“Fetch the Bolt Cutters” certainly addresses these ideas, from the album’s very first lines. In “I Want You to Love Me,” Apple sings, “I’ve waited many years / Every print I left upon the track /Has led me here / And next year it’ll be clear / This was only leading me to that /And by that time I hope that /You love me.” But by the end of the song, Apple’s high pitched riffing gives way to convulsive vocal yelps reminiscent of Yoko Ono’s experimental “Voice Piece for Soprano.” It’s as if Apple has cracked under the pressure of wanting to be “loved,” but out of that fissure comes the more interesting work. The titular song on the album addresses this theme: Apple sings, “I grew up in the shoes they told me I could fill / Shoes that were not made for running up that hill /And I need to run up that hill, I need to run up that hill” before declaring “Fetch the bolt cutters / I’ve been in here too long.”

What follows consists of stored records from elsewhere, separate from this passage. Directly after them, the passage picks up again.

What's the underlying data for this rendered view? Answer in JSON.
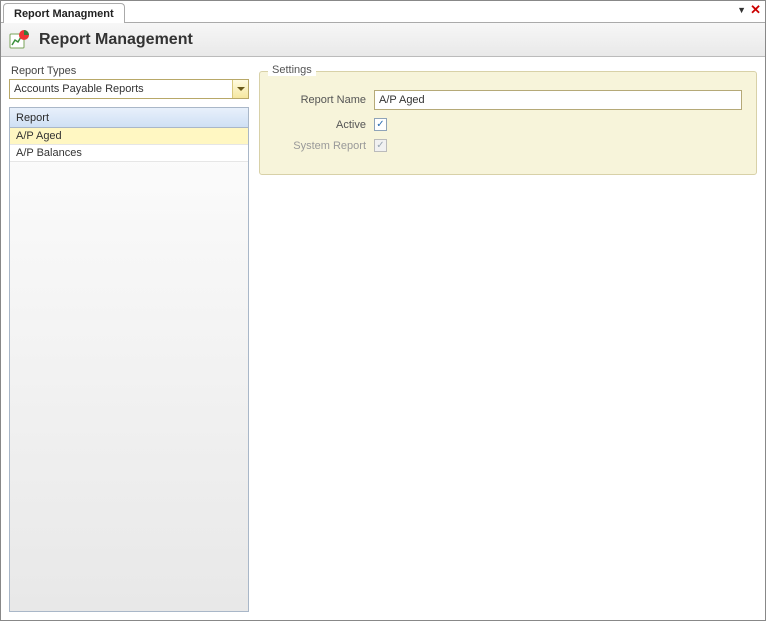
{
  "tab": {
    "title": "Report Managment"
  },
  "header": {
    "title": "Report Management"
  },
  "reportTypes": {
    "label": "Report Types",
    "selected": "Accounts Payable Reports"
  },
  "grid": {
    "header": "Report",
    "rows": [
      {
        "name": "A/P Aged",
        "selected": true
      },
      {
        "name": "A/P Balances",
        "selected": false
      }
    ]
  },
  "settings": {
    "legend": "Settings",
    "reportNameLabel": "Report Name",
    "reportNameValue": "A/P Aged",
    "activeLabel": "Active",
    "activeChecked": true,
    "systemReportLabel": "System Report",
    "systemReportChecked": true,
    "systemReportDisabled": true
  }
}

And once the bolt cutters are fetched, the album explodes. Directly after “Fetch the Bolt Cutters” comes “Under the Table,” where Apple declares, “Kick me under the table all you want / I won’t shut up, I won’t shut up.” Soon after on “Rack of His,” Apple delivers one of the most raw vocal performances on the album, snarling, “And meanwhile, I’m loving you so much “It’s the only reason I gave my time to you /And that’s it, that’s the kick in you giving up / ‘Cause you know you won’t like it, when there’s nothing to do.” Even for Apple, who often growls lyrics, this verse is startlingly fierce and feels like she is disrupting her own well-recorded and smoothed sound to provoke the limits of her own expression.

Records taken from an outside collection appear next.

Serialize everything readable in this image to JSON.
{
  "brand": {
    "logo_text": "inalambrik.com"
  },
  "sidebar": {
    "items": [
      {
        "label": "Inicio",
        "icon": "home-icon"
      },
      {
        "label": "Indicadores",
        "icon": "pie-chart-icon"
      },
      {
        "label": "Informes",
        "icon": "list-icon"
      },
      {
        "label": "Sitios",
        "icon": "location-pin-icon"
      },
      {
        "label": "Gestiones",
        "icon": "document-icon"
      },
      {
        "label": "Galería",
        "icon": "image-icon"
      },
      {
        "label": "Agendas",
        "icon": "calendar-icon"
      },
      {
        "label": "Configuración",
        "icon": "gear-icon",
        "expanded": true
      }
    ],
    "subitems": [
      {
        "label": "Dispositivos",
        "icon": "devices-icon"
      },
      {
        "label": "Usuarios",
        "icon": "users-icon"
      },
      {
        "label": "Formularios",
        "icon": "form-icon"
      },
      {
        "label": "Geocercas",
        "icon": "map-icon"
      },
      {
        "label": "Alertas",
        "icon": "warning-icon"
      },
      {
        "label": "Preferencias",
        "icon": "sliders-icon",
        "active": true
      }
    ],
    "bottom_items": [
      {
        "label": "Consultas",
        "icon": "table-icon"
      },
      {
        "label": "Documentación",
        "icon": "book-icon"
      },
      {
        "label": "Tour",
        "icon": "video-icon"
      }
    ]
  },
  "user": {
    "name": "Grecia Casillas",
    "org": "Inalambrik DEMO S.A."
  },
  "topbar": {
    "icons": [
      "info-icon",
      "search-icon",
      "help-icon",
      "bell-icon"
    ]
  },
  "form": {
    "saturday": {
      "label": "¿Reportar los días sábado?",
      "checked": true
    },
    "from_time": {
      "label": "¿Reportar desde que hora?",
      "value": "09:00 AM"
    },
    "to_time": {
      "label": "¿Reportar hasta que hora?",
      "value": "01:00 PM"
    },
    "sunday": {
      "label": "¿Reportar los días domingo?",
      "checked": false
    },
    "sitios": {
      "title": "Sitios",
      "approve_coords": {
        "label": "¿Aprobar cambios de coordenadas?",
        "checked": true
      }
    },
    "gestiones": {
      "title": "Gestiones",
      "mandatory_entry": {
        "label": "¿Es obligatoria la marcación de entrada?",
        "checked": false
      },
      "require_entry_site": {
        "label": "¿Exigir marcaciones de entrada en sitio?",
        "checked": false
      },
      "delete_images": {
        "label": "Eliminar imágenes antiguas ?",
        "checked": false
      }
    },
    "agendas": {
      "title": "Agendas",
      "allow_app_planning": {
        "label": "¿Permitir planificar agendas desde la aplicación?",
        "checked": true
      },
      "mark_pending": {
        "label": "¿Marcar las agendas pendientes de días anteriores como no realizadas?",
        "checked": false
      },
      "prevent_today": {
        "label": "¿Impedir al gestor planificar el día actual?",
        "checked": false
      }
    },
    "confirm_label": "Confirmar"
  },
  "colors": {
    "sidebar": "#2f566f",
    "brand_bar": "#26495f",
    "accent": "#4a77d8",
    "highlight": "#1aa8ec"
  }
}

In a time where many celebrities are spreading messages of positivity and healing, it’s actually comforting to welcome the return of Apple’s angst and rage, which feels like the unexpressed subconscious of the world. It is also timely to hear an album which utilizes a house in creative ways for its rhythmic backbone, as many of us are stuck inside our own. Apple’s complicated rhythms, screams and whispers reflect back the confusion and surrealism of our current moment and allow us to reckon with our enclosure. Though the album was not written in response to the COVID-19 epidemic (Apple had been social distancing to work on it long before “social distancing” was even a turn of phrase) its lyrics speak to it preternaturally. The closing song of the album is a rhythmic chant of the words, “On I go, not toward or away / Up until now it was day, next day / Up until now in a rush to prove / But now I only move to move,” words which seem apt for our collective stasis. The rhythm of these words however, promise growth in some direction, regardless of whether that direction is known.

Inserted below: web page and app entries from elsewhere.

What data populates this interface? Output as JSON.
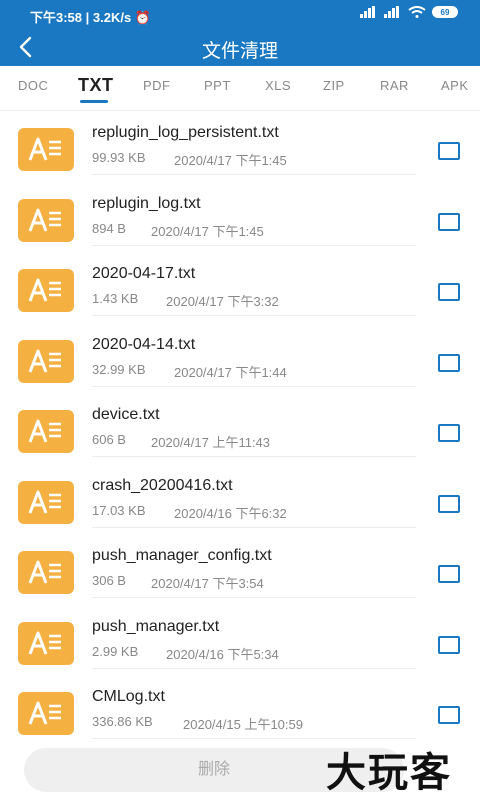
{
  "status": {
    "time_speed": "下午3:58 | 3.2K/s ⏰",
    "battery": "69"
  },
  "header": {
    "title": "文件清理"
  },
  "tabs": [
    "DOC",
    "TXT",
    "PDF",
    "PPT",
    "XLS",
    "ZIP",
    "RAR",
    "APK"
  ],
  "active_tab": "TXT",
  "files": [
    {
      "name": "replugin_log_persistent.txt",
      "size": "99.93 KB",
      "date": "2020/4/17 下午1:45"
    },
    {
      "name": "replugin_log.txt",
      "size": "894 B",
      "date": "2020/4/17 下午1:45"
    },
    {
      "name": "2020-04-17.txt",
      "size": "1.43 KB",
      "date": "2020/4/17 下午3:32"
    },
    {
      "name": "2020-04-14.txt",
      "size": "32.99 KB",
      "date": "2020/4/17 下午1:44"
    },
    {
      "name": "device.txt",
      "size": "606 B",
      "date": "2020/4/17 上午11:43"
    },
    {
      "name": "crash_20200416.txt",
      "size": "17.03 KB",
      "date": "2020/4/16 下午6:32"
    },
    {
      "name": "push_manager_config.txt",
      "size": "306 B",
      "date": "2020/4/17 下午3:54"
    },
    {
      "name": "push_manager.txt",
      "size": "2.99 KB",
      "date": "2020/4/16 下午5:34"
    },
    {
      "name": "CMLog.txt",
      "size": "336.86 KB",
      "date": "2020/4/15 上午10:59"
    }
  ],
  "delete_label": "删除",
  "watermark": "大玩客",
  "colors": {
    "primary": "#1a78c2",
    "file_icon": "#f5b042"
  }
}
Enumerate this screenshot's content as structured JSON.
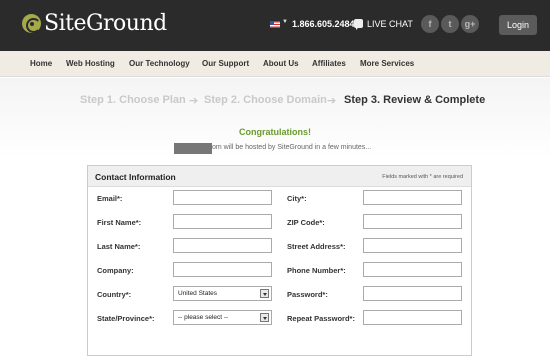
{
  "header": {
    "logo_text": "SiteGround",
    "phone": "1.866.605.2484",
    "chat_label": "LIVE CHAT",
    "social": [
      "f",
      "t",
      "g+"
    ],
    "login_label": "Login"
  },
  "nav": [
    "Home",
    "Web Hosting",
    "Our Technology",
    "Our Support",
    "About Us",
    "Affiliates",
    "More Services"
  ],
  "steps": {
    "step1": "Step 1. Choose Plan",
    "step2": "Step 2. Choose Domain",
    "step3": "Step 3. Review & Complete",
    "arrow": "➔"
  },
  "congrats": {
    "title": "Congratulations!",
    "message": "om will be hosted by SiteGround in a few minutes..."
  },
  "form": {
    "title": "Contact Information",
    "note": "Fields marked with * are required",
    "left": [
      {
        "label": "Email*:",
        "type": "text",
        "value": ""
      },
      {
        "label": "First Name*:",
        "type": "text",
        "value": ""
      },
      {
        "label": "Last Name*:",
        "type": "text",
        "value": ""
      },
      {
        "label": "Company:",
        "type": "text",
        "value": ""
      },
      {
        "label": "Country*:",
        "type": "select",
        "value": "United States"
      },
      {
        "label": "State/Province*:",
        "type": "select",
        "value": "-- please select --"
      }
    ],
    "right": [
      {
        "label": "City*:",
        "type": "text",
        "value": ""
      },
      {
        "label": "ZIP Code*:",
        "type": "text",
        "value": ""
      },
      {
        "label": "Street Address*:",
        "type": "text",
        "value": ""
      },
      {
        "label": "Phone Number*:",
        "type": "text",
        "value": ""
      },
      {
        "label": "Password*:",
        "type": "text",
        "value": ""
      },
      {
        "label": "Repeat Password*:",
        "type": "text",
        "value": ""
      }
    ]
  },
  "colors": {
    "header_bg": "#2b2b2b",
    "nav_bg": "#f0ebe3",
    "congrats_green": "#6a9a2e",
    "logo_mark": "#a5a94a"
  }
}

But as a writer of love songs, Apple also knows that before growth comes mourning. On the most conventionally composed song on the album, a slow jam called “Ladies,” Apple addresses the new girlfriend of her ex-boyfriend in what is hardly a conventional scenario—Apple invites the new girlfriend to raid her kitchen cupboards and bathroom cabinets. Justifying her lack of jealousy, Apple croons, “Nobody can replace anybody else / So it would be a shame to make it a competition / And no other love is like any other love / So it would be insane to make a comparison with you.” As people around the world struggle to replicate social rituals virtually, it is almost possible to hear this line as permission: instead of trying tirelessly to replicate a normalcy that can no longer be, perhaps we should allow ourselves to truly feel its difference. Or better yet, like Apple, we might allow ourselves to invite this new reality in. We might allow ourselves to make something of it.